The 2011 PEN/Laura Pels International Foundation for Theater Award for a Master American Dramatist honored David Henry Hwang.

The PEN/Laura Pels International Foundation for Theater Awards recognize a master American dramatist and an American playwright in mid-career, both of whose literary achievements are vividly apparent in the rich and striking language of their work. The former receives a rare first edition of dramatic literature from Bauman’s Rare Books, the latter a $7,500 stipend. The awards were developed to reflect Laura Pels’ dedication to supporting excellence in American theater, as well as PEN’s commitment to recognizing and rewarding the literary accomplishments of playwrights. The judges of the Pels Awards are all distinguished members of the theater community.

2011 Judges

Kenny Leon, Laura Linney, Thomas Lynch

From The Judges’ Citation

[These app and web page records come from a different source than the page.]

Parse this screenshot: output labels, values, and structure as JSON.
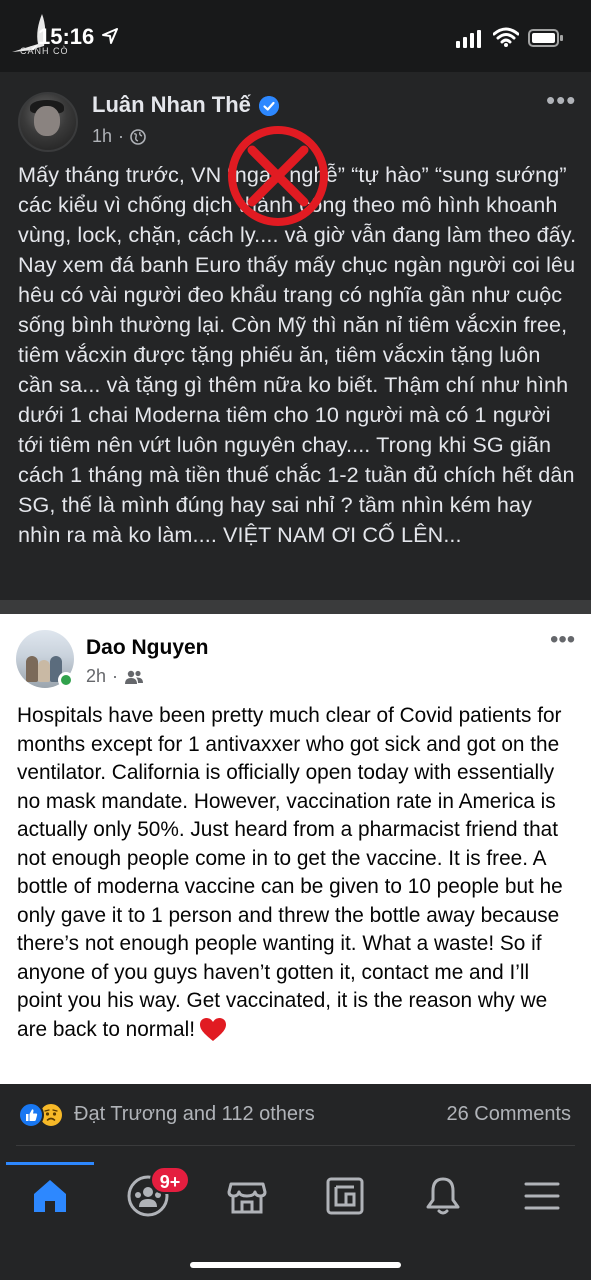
{
  "status_bar": {
    "time": "15:16",
    "watermark": "CÁNH CÒ"
  },
  "post1": {
    "author": "Luân Nhan Thế",
    "time": "1h",
    "body": "Mấy tháng trước, VN “ngạo nghễ” “tự hào” “sung sướng” các kiểu vì chống dịch thành công theo mô hình khoanh vùng, lock, chặn, cách ly.... và giờ vẫn đang làm theo đấy. Nay xem đá banh Euro thấy mấy chục ngàn người coi lêu hêu có vài người đeo khẩu trang có nghĩa gần như cuộc sống bình thường lại. Còn Mỹ thì năn nỉ tiêm vắcxin free, tiêm vắcxin được tặng phiếu ăn, tiêm vắcxin tặng luôn cần sa... và tặng gì thêm nữa ko biết. Thậm chí như hình dưới 1 chai Moderna tiêm cho 10 người mà có 1 người tới tiêm nên vứt luôn nguyên chay.... Trong khi SG giãn cách 1 tháng mà tiền thuế chắc 1-2 tuần đủ chích hết dân SG, thế là mình đúng hay sai nhỉ ? tầm nhìn kém hay nhìn ra mà ko làm.... VIỆT NAM ƠI CỐ LÊN..."
  },
  "post2": {
    "author": "Dao Nguyen",
    "time": "2h",
    "body": "Hospitals have been pretty much clear of Covid patients for months except for 1 antivaxxer who got sick and got on the ventilator. California is officially open today with essentially no mask mandate. However, vaccination rate in America is actually only 50%. Just heard from a pharmacist friend that not enough people come in to get the vaccine. It is free. A bottle of moderna vaccine can be given to 10 people but he only gave it to 1 person and threw the bottle away because there’s not enough people wanting it. What a waste! So if anyone of you guys haven’t gotten it, contact me and I’ll point you his way. Get vaccinated, it is the reason why we are back to normal!",
    "reactions_text": "Đạt Trương and 112 others",
    "comments_text": "26 Comments"
  },
  "nav": {
    "badge": "9+",
    "items": [
      "home-icon",
      "groups-icon",
      "marketplace-icon",
      "news-feed-icon",
      "notifications-icon",
      "menu-icon"
    ]
  },
  "colors": {
    "accent": "#2d88ff",
    "badge": "#e41e3f",
    "dark_bg": "#242526",
    "stamp": "#e11b22"
  }
}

“David Henry Wang has long been one of the outstanding voices in writing for the stage. As a playwright, he has helped shape the direction of American theater and performance for more than thirty years. He has garnered three Obie Awards, a Tony, and many other distinctions—including, now, a PEN/Pels Award for Master American Dramatist. He is well deserving of all of these honors. From his playwriting debut with the groundbreaking FOB (1980), to the hugely acclaimed M. Butterfly (1988), to his most recent, Chinglish (2011), which premiered this year at the Goodman Theater and opened October 11 on Broadway, Hwang has done the remarkable: over and over, he has offered us a window onto other lives that turns out also to be a mirror. He melds the personal and political in ways that honor both while sacrificing neither. Chinglish is among his finest works to date: a truly marvelous play that is both the embodiment and culmination of the broad range of works he has produced over his much lauded career. In the words of one of his compeers and former mentees, the playwright Julia Cho, ‘David Henry Hwang is a deeply American playwright in every sense of the word: relentlessly curious about the forces that make us who we are, and wholly unafraid to examine what being “American” really means.’”